Covert action also came into play, especially after the Bulgarian Socialist Party won elections in 1990 and later. Student mobs made governing impossible; the ringleaders subsequently were studying on scholarships at U.S. universities. William Blum’s Killing Hope documents these activities as well as anti-socialist subversion throughout the world.

Another cause for socialism’s defeat may be more general; whether it is genetically determined I do not know. People wanted something different, while taking for granted what they had. The younger generation were not very clear about why their grandparents had supported a communist revolution. They hadn’t experienced the poverty and the fascism, and, in addition, the propaganda in favor of socialism was not very effective. Creating a socialist society and sustaining it require different personalities, techniques, and incentives.

Perhaps some who demanded equality only wanted to be equal to the privileged rather than eliminate classes. Socialist men, like the regular ones, often have difficulty accepting the equality of women. There are surely other reasons why socialism ended, and what weight to give each factor remains to be estimated by historians, social scientists, and activists.

To return to Ghodsee’s narrative. She found that in 2013, despite many years of transition and healing, even those who had not been Communist Party members or even supportive of communism were appalled by the current situation in Bulgaria, including the huge inequalities and their own loss of jobs, social safety net, homes, and even heating fuel. Attempts to survive for both rulers and the ordinary citizens included crime, drugs, prostitution, and migration.

The Left Side of History is a stimulating study and a delightful read. It should provoke other fearless ones to collaborate in solving the major mysteries of our time: what was communism really like, and why did it end in an array of countries, but not everywhere?

Note: “Frank Thompson was not killed in an ambush.  He was captured in an ambush and held for several weeks by the Bulgarians before being taken out and executed in absolute violation of the Geneva Convention.  He was a uniformed British officer and should have be held as a POW until the end of the war, but instead he was shot.  This is a very key point in the book because it highlights the brutality of the Bulgarian WWII regime.”

Joan Roelofs is Professor Emerita of Political Science, Keene State College, New Hampshire. She is the translator of Victor Considerant’s Principles of Socialism (Maisonneuve Press, 2006), and author of Foundations and Public Policy: The Mask of Pluralism (SUNY Press, 2003) and Greening Cities (Rowman and Littlefield, 1996). A narrative of her Bulgarian travels is on her web site: www.joanroelofs.wordpress.com  and photos of Bulgaria 1989 are at travelroelofs.shutterfly.com Contact: joan.roelofs@myfairpoint.net




Joan Roelofs is Professor Emerita of Political Science, Keene State College, New Hampshire.
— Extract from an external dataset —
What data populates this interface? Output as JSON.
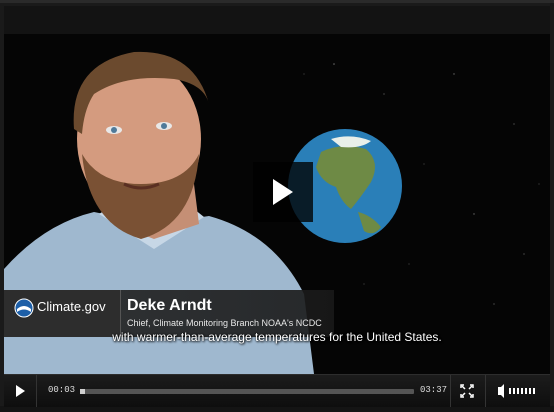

She is the translator of Victor Considerant’s Principles of Socialism (Maisonneuve Press, 2006), and author of Foundations and Public Policy: The Mask of Pluralism (SUNY Press, 2003) and Greening Cities (Rowman and Littlefield, 1996) and translator, with Shawn P. Wilbur, of Charles Fourier’s anti-war fantasy, World War of Small Pastries, Autonomedia, 2015. Web site: www.joanroelofs.wordpress.com  Contact: joan.roelofs@myfairpoint.net